● **TASK DIRECTIONS**:
The response must contain every line below in which "Body" appears.

EXTRACTED DATA below:

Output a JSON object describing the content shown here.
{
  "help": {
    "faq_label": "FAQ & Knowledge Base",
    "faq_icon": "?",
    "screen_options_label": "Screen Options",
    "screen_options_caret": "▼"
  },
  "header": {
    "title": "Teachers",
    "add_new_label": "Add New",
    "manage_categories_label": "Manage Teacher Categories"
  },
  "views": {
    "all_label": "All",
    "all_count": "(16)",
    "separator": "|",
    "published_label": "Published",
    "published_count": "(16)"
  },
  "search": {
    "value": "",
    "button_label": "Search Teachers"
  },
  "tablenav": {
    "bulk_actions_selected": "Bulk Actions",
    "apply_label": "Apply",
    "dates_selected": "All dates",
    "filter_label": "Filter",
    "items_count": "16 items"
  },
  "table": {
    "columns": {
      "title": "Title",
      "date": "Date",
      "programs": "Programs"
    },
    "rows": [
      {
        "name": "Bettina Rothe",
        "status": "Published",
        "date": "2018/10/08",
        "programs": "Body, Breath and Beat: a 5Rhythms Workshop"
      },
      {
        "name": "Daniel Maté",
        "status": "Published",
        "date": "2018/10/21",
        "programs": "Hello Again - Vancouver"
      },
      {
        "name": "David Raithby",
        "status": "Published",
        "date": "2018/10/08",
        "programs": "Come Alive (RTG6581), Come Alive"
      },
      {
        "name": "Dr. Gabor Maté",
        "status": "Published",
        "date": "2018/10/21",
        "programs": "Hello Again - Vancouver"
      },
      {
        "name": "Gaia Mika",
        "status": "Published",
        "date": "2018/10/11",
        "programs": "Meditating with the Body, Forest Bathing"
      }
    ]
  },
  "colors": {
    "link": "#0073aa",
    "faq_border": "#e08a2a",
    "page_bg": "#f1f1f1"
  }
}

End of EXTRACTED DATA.

● **RESPONSE BELOW**:
        "programs": "Body, Breath and Beat: a 5Rhythms Workshop"
        "programs": "Meditating with the Body, Forest Bathing"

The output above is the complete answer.